- _Task to complete_: Find and copy each line of the records where the string "this" shows up.

━━━━━━━━━━━━━━━━━━━━

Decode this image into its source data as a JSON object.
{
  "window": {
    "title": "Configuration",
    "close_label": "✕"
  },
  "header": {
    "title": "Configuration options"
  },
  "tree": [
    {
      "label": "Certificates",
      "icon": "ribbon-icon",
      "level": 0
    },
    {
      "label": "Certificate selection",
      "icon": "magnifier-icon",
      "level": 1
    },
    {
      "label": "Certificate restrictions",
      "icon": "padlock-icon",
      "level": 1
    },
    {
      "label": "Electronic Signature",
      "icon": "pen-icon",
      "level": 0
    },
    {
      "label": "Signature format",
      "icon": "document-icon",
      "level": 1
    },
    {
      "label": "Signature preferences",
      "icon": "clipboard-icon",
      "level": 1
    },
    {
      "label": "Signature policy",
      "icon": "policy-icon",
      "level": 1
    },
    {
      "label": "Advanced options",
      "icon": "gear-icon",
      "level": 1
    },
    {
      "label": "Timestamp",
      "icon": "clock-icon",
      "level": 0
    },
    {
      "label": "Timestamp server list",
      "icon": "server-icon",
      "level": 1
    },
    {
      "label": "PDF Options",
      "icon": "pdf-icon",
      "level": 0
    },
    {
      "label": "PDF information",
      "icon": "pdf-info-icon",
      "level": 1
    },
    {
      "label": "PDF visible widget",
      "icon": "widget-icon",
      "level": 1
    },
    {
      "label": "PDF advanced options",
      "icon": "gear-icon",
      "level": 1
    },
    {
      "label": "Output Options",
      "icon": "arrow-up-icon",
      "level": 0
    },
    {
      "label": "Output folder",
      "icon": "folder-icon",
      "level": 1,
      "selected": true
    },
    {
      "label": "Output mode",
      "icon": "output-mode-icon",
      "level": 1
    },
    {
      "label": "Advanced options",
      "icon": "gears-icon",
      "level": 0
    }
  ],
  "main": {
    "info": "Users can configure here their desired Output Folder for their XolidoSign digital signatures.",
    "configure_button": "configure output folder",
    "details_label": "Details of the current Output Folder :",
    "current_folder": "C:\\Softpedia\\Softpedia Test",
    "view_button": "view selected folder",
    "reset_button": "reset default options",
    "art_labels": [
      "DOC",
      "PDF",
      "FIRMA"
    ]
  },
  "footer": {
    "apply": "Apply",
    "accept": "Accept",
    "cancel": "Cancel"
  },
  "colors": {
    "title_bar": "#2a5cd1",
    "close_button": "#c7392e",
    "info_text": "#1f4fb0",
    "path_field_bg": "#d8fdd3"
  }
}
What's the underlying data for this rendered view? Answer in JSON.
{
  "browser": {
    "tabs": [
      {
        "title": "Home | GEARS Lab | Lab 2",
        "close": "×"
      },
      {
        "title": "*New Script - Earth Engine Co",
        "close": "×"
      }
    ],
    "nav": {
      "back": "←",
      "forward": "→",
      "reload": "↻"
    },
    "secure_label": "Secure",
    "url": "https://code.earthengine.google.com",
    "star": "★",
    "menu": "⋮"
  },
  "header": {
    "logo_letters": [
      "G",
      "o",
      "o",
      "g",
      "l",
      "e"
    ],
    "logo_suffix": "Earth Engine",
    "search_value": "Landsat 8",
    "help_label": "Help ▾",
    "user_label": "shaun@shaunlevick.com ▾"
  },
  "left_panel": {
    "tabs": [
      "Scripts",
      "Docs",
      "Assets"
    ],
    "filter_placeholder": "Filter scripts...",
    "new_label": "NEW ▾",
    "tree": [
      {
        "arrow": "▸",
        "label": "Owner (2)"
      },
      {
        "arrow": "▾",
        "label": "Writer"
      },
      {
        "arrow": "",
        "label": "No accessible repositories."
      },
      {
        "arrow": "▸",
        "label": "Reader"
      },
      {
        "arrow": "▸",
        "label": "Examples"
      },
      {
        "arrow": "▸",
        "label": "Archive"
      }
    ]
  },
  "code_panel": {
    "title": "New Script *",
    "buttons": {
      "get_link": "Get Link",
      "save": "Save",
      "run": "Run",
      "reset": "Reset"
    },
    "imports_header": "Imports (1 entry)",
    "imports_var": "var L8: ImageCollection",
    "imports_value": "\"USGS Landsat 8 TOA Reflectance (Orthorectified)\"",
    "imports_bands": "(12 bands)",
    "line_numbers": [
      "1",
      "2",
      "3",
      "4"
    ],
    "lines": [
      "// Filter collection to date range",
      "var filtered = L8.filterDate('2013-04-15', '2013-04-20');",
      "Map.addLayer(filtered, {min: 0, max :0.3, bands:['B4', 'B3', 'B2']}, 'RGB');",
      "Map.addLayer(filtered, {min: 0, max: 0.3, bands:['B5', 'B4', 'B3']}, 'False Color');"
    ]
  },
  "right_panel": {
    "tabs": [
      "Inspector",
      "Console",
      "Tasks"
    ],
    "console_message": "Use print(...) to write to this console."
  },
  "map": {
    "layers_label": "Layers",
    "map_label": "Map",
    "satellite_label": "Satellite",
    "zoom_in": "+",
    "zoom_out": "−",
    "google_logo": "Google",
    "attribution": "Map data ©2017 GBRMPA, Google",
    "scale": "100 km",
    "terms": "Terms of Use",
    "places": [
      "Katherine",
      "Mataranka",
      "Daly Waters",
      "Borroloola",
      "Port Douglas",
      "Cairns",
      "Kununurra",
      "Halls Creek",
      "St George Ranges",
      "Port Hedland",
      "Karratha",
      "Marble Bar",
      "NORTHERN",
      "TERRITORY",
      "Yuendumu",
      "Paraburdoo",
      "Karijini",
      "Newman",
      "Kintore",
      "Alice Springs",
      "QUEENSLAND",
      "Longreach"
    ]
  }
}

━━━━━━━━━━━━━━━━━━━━

- _Result of the exercise_:
Decode this image into its source data as a JSON object.
What's the underlying data for this rendered view? Answer in JSON.
    "console_message": "Use print(...) to write to this console."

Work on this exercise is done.